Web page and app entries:
□ □ □ □ □

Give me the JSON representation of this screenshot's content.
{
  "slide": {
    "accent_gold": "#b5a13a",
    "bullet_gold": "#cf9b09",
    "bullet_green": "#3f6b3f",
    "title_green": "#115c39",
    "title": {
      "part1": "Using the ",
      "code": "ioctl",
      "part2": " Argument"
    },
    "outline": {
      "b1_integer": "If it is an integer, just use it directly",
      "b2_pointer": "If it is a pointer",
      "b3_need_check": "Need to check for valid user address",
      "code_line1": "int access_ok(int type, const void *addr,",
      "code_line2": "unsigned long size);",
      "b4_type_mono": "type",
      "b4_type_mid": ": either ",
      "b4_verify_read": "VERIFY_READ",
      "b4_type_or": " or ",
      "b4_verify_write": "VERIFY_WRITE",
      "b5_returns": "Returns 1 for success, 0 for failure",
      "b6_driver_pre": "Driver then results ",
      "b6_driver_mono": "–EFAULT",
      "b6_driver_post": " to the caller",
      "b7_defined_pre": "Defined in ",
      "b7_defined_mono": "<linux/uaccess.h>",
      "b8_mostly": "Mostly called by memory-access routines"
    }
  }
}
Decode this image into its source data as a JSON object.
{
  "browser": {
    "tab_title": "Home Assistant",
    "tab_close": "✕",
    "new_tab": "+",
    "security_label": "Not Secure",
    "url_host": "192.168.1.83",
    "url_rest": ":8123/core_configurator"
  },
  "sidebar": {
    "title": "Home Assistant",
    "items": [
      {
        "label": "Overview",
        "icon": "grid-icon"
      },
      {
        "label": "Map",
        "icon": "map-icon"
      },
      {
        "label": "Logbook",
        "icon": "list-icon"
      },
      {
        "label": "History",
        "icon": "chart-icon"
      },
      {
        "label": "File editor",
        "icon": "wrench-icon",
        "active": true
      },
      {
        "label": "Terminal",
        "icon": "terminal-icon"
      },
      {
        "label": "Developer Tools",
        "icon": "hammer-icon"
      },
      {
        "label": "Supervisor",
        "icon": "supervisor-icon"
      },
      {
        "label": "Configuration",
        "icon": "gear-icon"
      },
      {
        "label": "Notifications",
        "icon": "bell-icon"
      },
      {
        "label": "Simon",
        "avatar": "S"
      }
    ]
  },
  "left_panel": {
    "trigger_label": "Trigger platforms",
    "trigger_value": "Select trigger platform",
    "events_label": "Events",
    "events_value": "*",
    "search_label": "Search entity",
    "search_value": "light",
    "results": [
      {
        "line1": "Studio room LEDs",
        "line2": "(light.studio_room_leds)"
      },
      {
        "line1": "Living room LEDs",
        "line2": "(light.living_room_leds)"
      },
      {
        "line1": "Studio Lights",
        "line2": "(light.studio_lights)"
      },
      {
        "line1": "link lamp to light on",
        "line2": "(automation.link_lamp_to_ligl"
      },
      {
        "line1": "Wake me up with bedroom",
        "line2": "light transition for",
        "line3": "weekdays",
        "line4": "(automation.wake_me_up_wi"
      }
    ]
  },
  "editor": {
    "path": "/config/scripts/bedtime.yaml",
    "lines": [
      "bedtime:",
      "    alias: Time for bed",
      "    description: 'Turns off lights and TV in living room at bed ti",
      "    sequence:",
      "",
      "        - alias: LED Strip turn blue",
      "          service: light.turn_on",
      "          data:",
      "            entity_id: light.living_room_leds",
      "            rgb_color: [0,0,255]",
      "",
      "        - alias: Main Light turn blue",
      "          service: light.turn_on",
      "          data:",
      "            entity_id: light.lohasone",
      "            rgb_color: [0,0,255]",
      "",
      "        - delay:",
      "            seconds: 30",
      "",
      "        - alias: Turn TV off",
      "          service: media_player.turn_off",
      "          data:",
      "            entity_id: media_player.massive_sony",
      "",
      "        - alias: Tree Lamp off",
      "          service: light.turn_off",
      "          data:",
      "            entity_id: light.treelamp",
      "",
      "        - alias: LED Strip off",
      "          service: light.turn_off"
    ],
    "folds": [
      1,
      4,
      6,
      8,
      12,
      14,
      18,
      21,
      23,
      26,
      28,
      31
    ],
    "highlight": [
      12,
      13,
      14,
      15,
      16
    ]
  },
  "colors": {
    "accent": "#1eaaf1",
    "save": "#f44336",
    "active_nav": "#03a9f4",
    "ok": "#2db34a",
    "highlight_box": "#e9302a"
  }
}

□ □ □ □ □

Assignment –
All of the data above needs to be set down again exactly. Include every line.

Task result –
Give me the JSON representation of this screenshot's content.
{
  "slide": {
    "accent_gold": "#b5a13a",
    "bullet_gold": "#cf9b09",
    "bullet_green": "#3f6b3f",
    "title_green": "#115c39",
    "title": {
      "part1": "Using the ",
      "code": "ioctl",
      "part2": " Argument"
    },
    "outline": {
      "b1_integer": "If it is an integer, just use it directly",
      "b2_pointer": "If it is a pointer",
      "b3_need_check": "Need to check for valid user address",
      "code_line1": "int access_ok(int type, const void *addr,",
      "code_line2": "unsigned long size);",
      "b4_type_mono": "type",
      "b4_type_mid": ": either ",
      "b4_verify_read": "VERIFY_READ",
      "b4_type_or": " or ",
      "b4_verify_write": "VERIFY_WRITE",
      "b5_returns": "Returns 1 for success, 0 for failure",
      "b6_driver_pre": "Driver then results ",
      "b6_driver_mono": "–EFAULT",
      "b6_driver_post": " to the caller",
      "b7_defined_pre": "Defined in ",
      "b7_defined_mono": "<linux/uaccess.h>",
      "b8_mostly": "Mostly called by memory-access routines"
    }
  }
}
Decode this image into its source data as a JSON object.
{
  "browser": {
    "tab_title": "Home Assistant",
    "tab_close": "✕",
    "new_tab": "+",
    "security_label": "Not Secure",
    "url_host": "192.168.1.83",
    "url_rest": ":8123/core_configurator"
  },
  "sidebar": {
    "title": "Home Assistant",
    "items": [
      {
        "label": "Overview",
        "icon": "grid-icon"
      },
      {
        "label": "Map",
        "icon": "map-icon"
      },
      {
        "label": "Logbook",
        "icon": "list-icon"
      },
      {
        "label": "History",
        "icon": "chart-icon"
      },
      {
        "label": "File editor",
        "icon": "wrench-icon",
        "active": true
      },
      {
        "label": "Terminal",
        "icon": "terminal-icon"
      },
      {
        "label": "Developer Tools",
        "icon": "hammer-icon"
      },
      {
        "label": "Supervisor",
        "icon": "supervisor-icon"
      },
      {
        "label": "Configuration",
        "icon": "gear-icon"
      },
      {
        "label": "Notifications",
        "icon": "bell-icon"
      },
      {
        "label": "Simon",
        "avatar": "S"
      }
    ]
  },
  "left_panel": {
    "trigger_label": "Trigger platforms",
    "trigger_value": "Select trigger platform",
    "events_label": "Events",
    "events_value": "*",
    "search_label": "Search entity",
    "search_value": "light",
    "results": [
      {
        "line1": "Studio room LEDs",
        "line2": "(light.studio_room_leds)"
      },
      {
        "line1": "Living room LEDs",
        "line2": "(light.living_room_leds)"
      },
      {
        "line1": "Studio Lights",
        "line2": "(light.studio_lights)"
      },
      {
        "line1": "link lamp to light on",
        "line2": "(automation.link_lamp_to_ligl"
      },
      {
        "line1": "Wake me up with bedroom",
        "line2": "light transition for",
        "line3": "weekdays",
        "line4": "(automation.wake_me_up_wi"
      }
    ]
  },
  "editor": {
    "path": "/config/scripts/bedtime.yaml",
    "lines": [
      "bedtime:",
      "    alias: Time for bed",
      "    description: 'Turns off lights and TV in living room at bed ti",
      "    sequence:",
      "",
      "        - alias: LED Strip turn blue",
      "          service: light.turn_on",
      "          data:",
      "            entity_id: light.living_room_leds",
      "            rgb_color: [0,0,255]",
      "",
      "        - alias: Main Light turn blue",
      "          service: light.turn_on",
      "          data:",
      "            entity_id: light.lohasone",
      "            rgb_color: [0,0,255]",
      "",
      "        - delay:",
      "            seconds: 30",
      "",
      "        - alias: Turn TV off",
      "          service: media_player.turn_off",
      "          data:",
      "            entity_id: media_player.massive_sony",
      "",
      "        - alias: Tree Lamp off",
      "          service: light.turn_off",
      "          data:",
      "            entity_id: light.treelamp",
      "",
      "        - alias: LED Strip off",
      "          service: light.turn_off"
    ],
    "folds": [
      1,
      4,
      6,
      8,
      12,
      14,
      18,
      21,
      23,
      26,
      28,
      31
    ],
    "highlight": [
      12,
      13,
      14,
      15,
      16
    ]
  },
  "colors": {
    "accent": "#1eaaf1",
    "save": "#f44336",
    "active_nav": "#03a9f4",
    "ok": "#2db34a",
    "highlight_box": "#e9302a"
  }
}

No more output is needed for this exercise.